19 Mar 2018

19 Mar 18 - Chile: Parque Nacional Chiloe

A number of ad-hoc stops along the road to Parque Nacional Chiloe from the Pan American Highway had been very successful with excellent views of Black-throated Huet-huet & Chacao Tapaculo. I decided to carry on to the coast to see what the habitat in the National Park was like. This would give me a better idea of where was the best place to spend the rest of the late afternoon & evening. The Park turned out to be a wide coastal beach with rough scrub vegetation behind it, along with some forest paths. There was a constant movement of Sooty Shearwaters along the coast & I gave up looking after the first hundred in a few minutes. There was a stiff coastal breeze & no shelter. The sandy beach was too far from the nearest point I could drive the car & use it for shelter. There was a small chance that a prolonged seawatch might have produced a Tick, but the plan for the day was to focus on Tapaculos & I clearly wasn't I was going to find any on the beach. There were a few species including Common Diuca-finches, Rufous-collared Sparrows & Long-tailed Meadowlarks in the scrubby areas.
The scrub behind the beach at Parque Nacional Chiloe: The Pacific Ocean is just visible beyond the beach
Common Diuca-finch: This is a widespread species in Chile & Argentina which just crosses into SE Brazil
Common Diuca-finch: This must be a juvenile with the fluffy feathering around the nape
Rufous-collared Sparrow: This is one of the most common & widespread Passerines in Latin America, but one I like as it is a good-looking species
Long-tailed Meadowlark: One of the good things about Chile is there aren't too many options for anything seen
Long-tailed Meadowlark: The identification is even easier when it turned to face me
There was a woodland trail, but there were a lot of noisy people on the trail, so I decided against that option.

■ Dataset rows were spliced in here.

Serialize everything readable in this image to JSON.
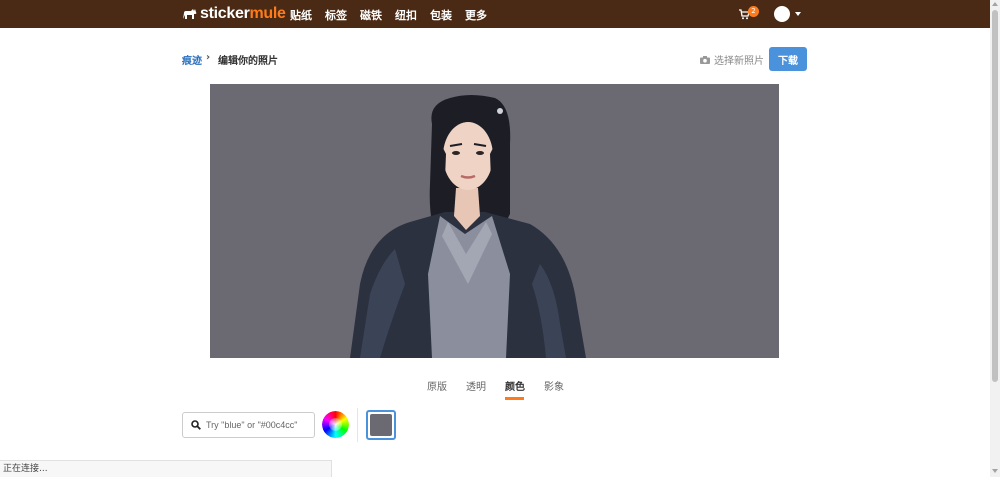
{
  "brand": {
    "logo_main": "sticker",
    "logo_accent": "mule",
    "accent_color": "#ff7b1a",
    "nav_bg": "#4a2a14"
  },
  "nav": {
    "items": [
      {
        "label": "贴纸"
      },
      {
        "label": "标签"
      },
      {
        "label": "磁铁"
      },
      {
        "label": "纽扣"
      },
      {
        "label": "包装"
      },
      {
        "label": "更多"
      }
    ],
    "cart_count": "2"
  },
  "breadcrumb": {
    "link": "痕迹",
    "current": "编辑你的照片"
  },
  "actions": {
    "choose_photo": "选择新照片",
    "download": "下载"
  },
  "preview": {
    "background_color": "#6b6a73"
  },
  "tabs": [
    {
      "label": "原版",
      "active": false
    },
    {
      "label": "透明",
      "active": false
    },
    {
      "label": "颜色",
      "active": true
    },
    {
      "label": "影象",
      "active": false
    }
  ],
  "color_picker": {
    "placeholder": "Try \"blue\" or \"#00c4cc\"",
    "value": "",
    "selected_color": "#6b6a73"
  },
  "status": {
    "text": "正在连接..."
  }
}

After a general look around the area, I opted to slowly return to Castro, with a few more roadside stops. This was the better strategy with a number of species new to the trip seen on route back.
Ringed Kingfisher: This is the common Kingfisher in Chile
Fire-eyed Diucon: This is a typical Tyrant Flycatcher: sitting still & looking around a lot for the next snack
Fire-eyed Diucon
White-crested Elaenia: This individual has a 'sweet-tooth' & has developed a liking for Blackberries
Austral Blackbird: Looks like a juvenile Austral Blackbird which has been attracted to a Common Diuca-finch (I can't find anything else that fits with this rusty vent) feeding at the road edge
Black-chinned Siskin: This is the only Siskin in the South of Chile
Finally, I arrived back at Castro. I was keen to find places to look at the wide channel near Castro, as one party of Birders had bumped into Chilean Dolphins. They didn't specify where they had seen this small Dolphin. I found a few places to view the channel, but I didn't have the time in the plan to allow a proper search. With limited time, it was no surprise that I failed to see any Chilean Dolphins. However, I did see a number of Birds, including some Black-necked Swans.
Black-necked Swan: They occur from Southern Brazil to Chile & Argentina
Black-necked Swan: The black neck makes them an easy species to identify
Black-necked Swan: Juvenile. This individual has black wing tips indicating it hadn't moulted its primaries from its juvenile plumage
It was dark by the time I reached Ancud. After some dinner, I was back out looking for Rufous-legged Owls. I had no success, but there were other sites along my route so I gave up after an hour of looking.